Megan Pohlmann was born with mirror-touch synesthesia / ˌsɪn əsˈθi ʒə / (MTS), an unusual neurological condition that allows her to physically sense what others feel. Generally, MTS is hereditarily passed down from parents to offspring. In Pohlmann’s case, both her mother and sister have MTS. At present, only 1.6 percent of the world’s population has this condition.
As a medical staff, Pohlmann uses her condition to better understand and help her patients. In one instance, she suddenly started having a headache while watching over an infant in the intensive care unit. Thinking that the infant might be experiencing the same thing, she called the doctors’ attention. After checking, the doctors found that the infant was reacting negatively to the medication administered to him. They immediately stopped giving the infant the said medication.
Another person who has MTS is Dr. Joel Salinas, a neurologist working at Massachusetts General Hospital. Like Pohlmann, he also uses his condition to help his patients. In one case, he helped a woman who was unable to speak because of cerebral palsy. She woke up one morning screaming and seemingly enraged.
When Dr. Salinas came to check on her, his body mirrored the movements of the woman’s chest and shoulders.
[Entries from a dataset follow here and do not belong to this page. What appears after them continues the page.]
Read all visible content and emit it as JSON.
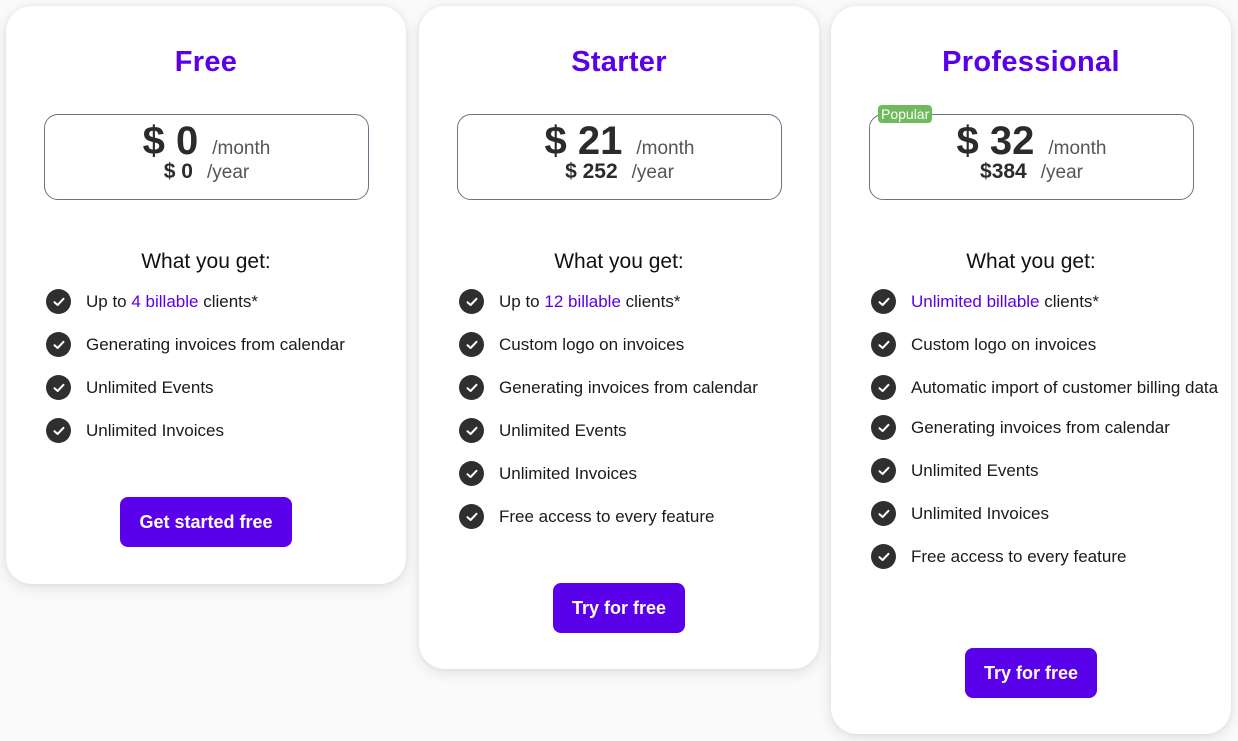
{
  "brand_color": "#5b00ea",
  "badge_color": "#6fba5c",
  "plans": [
    {
      "name": "Free",
      "monthly_price": "$ 0",
      "monthly_period": "/month",
      "yearly_price": "$ 0",
      "yearly_period": "/year",
      "features_heading": "What you get:",
      "features": [
        {
          "pre": "Up to ",
          "highlight": "4 billable",
          "post": " clients*"
        },
        {
          "pre": "Generating invoices from calendar",
          "highlight": "",
          "post": ""
        },
        {
          "pre": "Unlimited Events",
          "highlight": "",
          "post": ""
        },
        {
          "pre": "Unlimited Invoices",
          "highlight": "",
          "post": ""
        }
      ],
      "cta_label": "Get started free",
      "check_icon": "check-circle-icon"
    },
    {
      "name": "Starter",
      "monthly_price": "$ 21",
      "monthly_period": "/month",
      "yearly_price": "$ 252",
      "yearly_period": "/year",
      "features_heading": "What you get:",
      "features": [
        {
          "pre": "Up to ",
          "highlight": "12 billable",
          "post": " clients*"
        },
        {
          "pre": "Custom logo on invoices",
          "highlight": "",
          "post": ""
        },
        {
          "pre": "Generating invoices from calendar",
          "highlight": "",
          "post": ""
        },
        {
          "pre": "Unlimited Events",
          "highlight": "",
          "post": ""
        },
        {
          "pre": "Unlimited Invoices",
          "highlight": "",
          "post": ""
        },
        {
          "pre": "Free access to every feature",
          "highlight": "",
          "post": ""
        }
      ],
      "cta_label": "Try for free",
      "check_icon": "check-circle-icon"
    },
    {
      "name": "Professional",
      "badge": "Popular",
      "monthly_price": "$ 32",
      "monthly_period": "/month",
      "yearly_price": "$384",
      "yearly_period": "/year",
      "features_heading": "What you get:",
      "features": [
        {
          "pre": "",
          "highlight": "Unlimited billable",
          "post": " clients*"
        },
        {
          "pre": "Custom logo on invoices",
          "highlight": "",
          "post": ""
        },
        {
          "pre": "Automatic import of customer billing data",
          "highlight": "",
          "post": ""
        },
        {
          "pre": "Generating invoices from calendar",
          "highlight": "",
          "post": ""
        },
        {
          "pre": "Unlimited Events",
          "highlight": "",
          "post": ""
        },
        {
          "pre": "Unlimited Invoices",
          "highlight": "",
          "post": ""
        },
        {
          "pre": "Free access to every feature",
          "highlight": "",
          "post": ""
        }
      ],
      "cta_label": "Try for free",
      "check_icon": "check-circle-icon"
    }
  ]
}
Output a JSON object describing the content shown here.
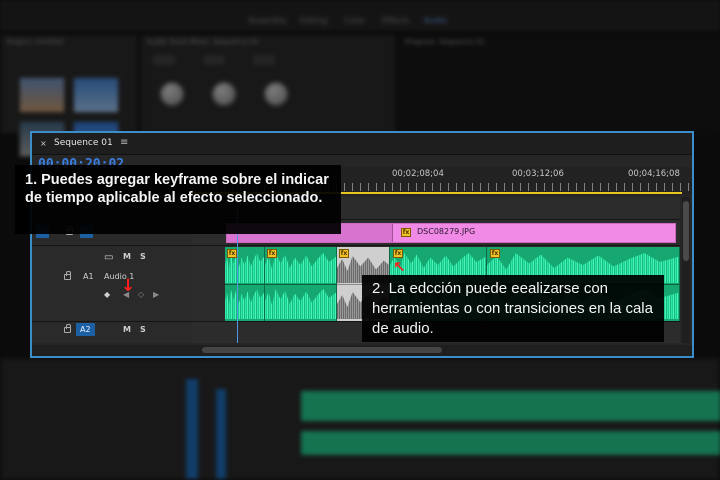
{
  "workspace_tabs": [
    "Assembly",
    "Editing",
    "Color",
    "Effects",
    "Audio"
  ],
  "panels": {
    "project_title": "Project: Untitled",
    "mixer_title": "Audio Track Mixer: Sequence 01",
    "program_title": "Program: Sequence 01"
  },
  "sequence": {
    "tab_label": "Sequence 01",
    "close_glyph": "×",
    "menu_glyph": "≡",
    "timecode": "00;00;20;02",
    "ruler_labels": [
      "00;02;08;04",
      "00;03;12;06",
      "00;04;16;08"
    ]
  },
  "tracks": {
    "video": {
      "clip_name": "DSC08279.JPG",
      "fx_badge": "fx"
    },
    "audio1": {
      "id": "A1",
      "name": "Audio 1",
      "mute": "M",
      "solo": "S"
    },
    "audio2": {
      "id": "A2",
      "mute": "M",
      "solo": "S"
    }
  },
  "callouts": {
    "first": "1. Puedes agregar keyframe sobre el indicar de tiempo aplicable al efecto seleccionado.",
    "second": "2. La edcción puede eealizarse con herramientas o con transiciones en la cala de audio."
  },
  "colors": {
    "selection_border": "#3c8ec8",
    "video_clip": "#f08ae6",
    "audio_clip": "#16a870",
    "timecode": "#3a7fe0",
    "arrow": "#ff2020"
  }
}
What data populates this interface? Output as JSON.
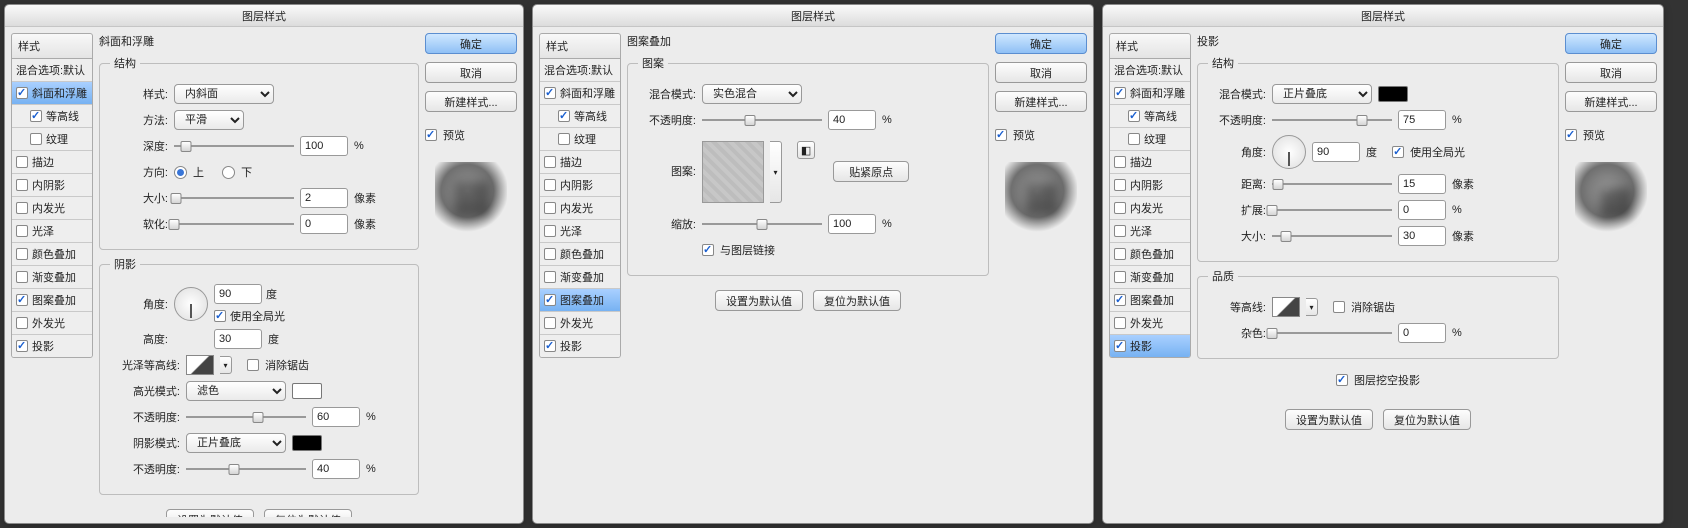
{
  "title": "图层样式",
  "buttons": {
    "ok": "确定",
    "cancel": "取消",
    "newstyle": "新建样式...",
    "preview": "预览",
    "setdefault": "设置为默认值",
    "resetdefault": "复位为默认值",
    "snap": "贴紧原点"
  },
  "stylelist": {
    "header": "样式",
    "items": [
      {
        "label": "混合选项:默认",
        "chk": false,
        "noChk": true
      },
      {
        "label": "斜面和浮雕",
        "chk": true
      },
      {
        "label": "等高线",
        "chk": true,
        "indent": true
      },
      {
        "label": "纹理",
        "chk": false,
        "indent": true
      },
      {
        "label": "描边",
        "chk": false
      },
      {
        "label": "内阴影",
        "chk": false
      },
      {
        "label": "内发光",
        "chk": false
      },
      {
        "label": "光泽",
        "chk": false
      },
      {
        "label": "颜色叠加",
        "chk": false
      },
      {
        "label": "渐变叠加",
        "chk": false
      },
      {
        "label": "图案叠加",
        "chk": true
      },
      {
        "label": "外发光",
        "chk": false
      },
      {
        "label": "投影",
        "chk": true
      }
    ]
  },
  "d1": {
    "heading": "斜面和浮雕",
    "groups": {
      "structure": "结构",
      "shading": "阴影"
    },
    "labels": {
      "style": "样式:",
      "technique": "方法:",
      "depth": "深度:",
      "direction": "方向:",
      "up": "上",
      "down": "下",
      "size": "大小:",
      "soften": "软化:",
      "angle": "角度:",
      "altitude": "高度:",
      "useGlobal": "使用全局光",
      "glossContour": "光泽等高线:",
      "antialias": "消除锯齿",
      "highlightMode": "高光模式:",
      "highlightOpacity": "不透明度:",
      "shadowMode": "阴影模式:",
      "shadowOpacity": "不透明度:",
      "px": "像素",
      "deg": "度",
      "pct": "%"
    },
    "values": {
      "style": "内斜面",
      "technique": "平滑",
      "depth": "100",
      "size": "2",
      "soften": "0",
      "angle": "90",
      "altitude": "30",
      "highlightMode": "滤色",
      "highlightOpacity": "60",
      "shadowMode": "正片叠底",
      "shadowOpacity": "40",
      "dirUp": true
    }
  },
  "d2": {
    "heading": "图案叠加",
    "groups": {
      "pattern": "图案"
    },
    "labels": {
      "blend": "混合模式:",
      "opacity": "不透明度:",
      "pattern": "图案:",
      "scale": "缩放:",
      "link": "与图层链接",
      "pct": "%"
    },
    "values": {
      "blend": "实色混合",
      "opacity": "40",
      "scale": "100",
      "link": true
    }
  },
  "d3": {
    "heading": "投影",
    "groups": {
      "structure": "结构",
      "quality": "品质"
    },
    "labels": {
      "blend": "混合模式:",
      "opacity": "不透明度:",
      "angle": "角度:",
      "useGlobal": "使用全局光",
      "distance": "距离:",
      "spread": "扩展:",
      "size": "大小:",
      "contour": "等高线:",
      "antialias": "消除锯齿",
      "noise": "杂色:",
      "knockout": "图层挖空投影",
      "px": "像素",
      "deg": "度",
      "pct": "%"
    },
    "values": {
      "blend": "正片叠底",
      "opacity": "75",
      "angle": "90",
      "distance": "15",
      "spread": "0",
      "size": "30",
      "noise": "0",
      "useGlobal": true,
      "knockout": true
    }
  }
}
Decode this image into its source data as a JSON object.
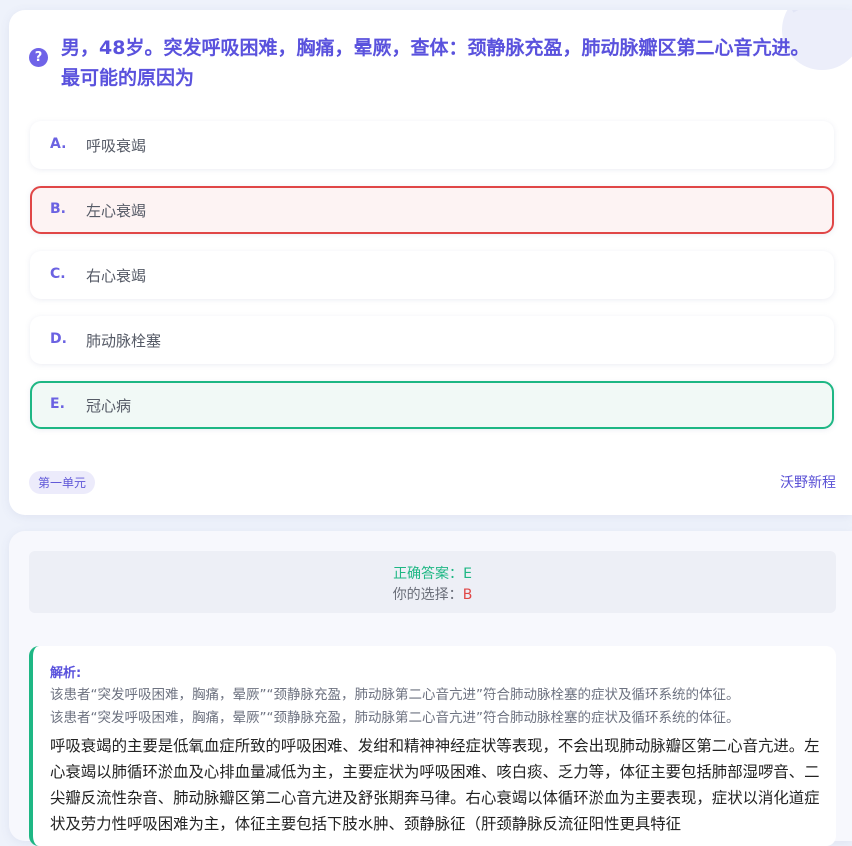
{
  "question": {
    "icon": "question-mark-icon",
    "text": "男，48岁。突发呼吸困难，胸痛，晕厥，查体：颈静脉充盈，肺动脉瓣区第二心音亢进。最可能的原因为"
  },
  "options": [
    {
      "letter": "A.",
      "text": "呼吸衰竭",
      "state": "normal"
    },
    {
      "letter": "B.",
      "text": "左心衰竭",
      "state": "wrong"
    },
    {
      "letter": "C.",
      "text": "右心衰竭",
      "state": "normal"
    },
    {
      "letter": "D.",
      "text": "肺动脉栓塞",
      "state": "normal"
    },
    {
      "letter": "E.",
      "text": "冠心病",
      "state": "correct"
    }
  ],
  "footer": {
    "chapter": "第一单元",
    "source": "沃野新程"
  },
  "result": {
    "correct_label": "正确答案：",
    "correct_value": "E",
    "choice_label": "你的选择：",
    "choice_value": "B"
  },
  "analysis": {
    "title": "解析:",
    "line1": "该患者“突发呼吸困难，胸痛，晕厥”“颈静脉充盈，肺动脉第二心音亢进”符合肺动脉栓塞的症状及循环系统的体征。",
    "line2": "该患者“突发呼吸困难，胸痛，晕厥”“颈静脉充盈，肺动脉第二心音亢进”符合肺动脉栓塞的症状及循环系统的体征。",
    "body": "呼吸衰竭的主要是低氧血症所致的呼吸困难、发绀和精神神经症状等表现，不会出现肺动脉瓣区第二心音亢进。左心衰竭以肺循环淤血及心排血量减低为主，主要症状为呼吸困难、咳白痰、乏力等，体征主要包括肺部湿啰音、二尖瓣反流性杂音、肺动脉瓣区第二心音亢进及舒张期奔马律。右心衰竭以体循环淤血为主要表现，症状以消化道症状及劳力性呼吸困难为主，体征主要包括下肢水肿、颈静脉征（肝颈静脉反流征阳性更具特征"
  },
  "colors": {
    "accent": "#5a52dd",
    "wrong": "#e04646",
    "correct": "#1eb784"
  }
}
He suspected that she might be having breathing difficulties, so he had the woman undergo a test. Results showed that the woman had blood clots in her lungs, which was why the patient seemed agitated. With this, Dr. Salinas was able to properly treat the woman, thus saving her life.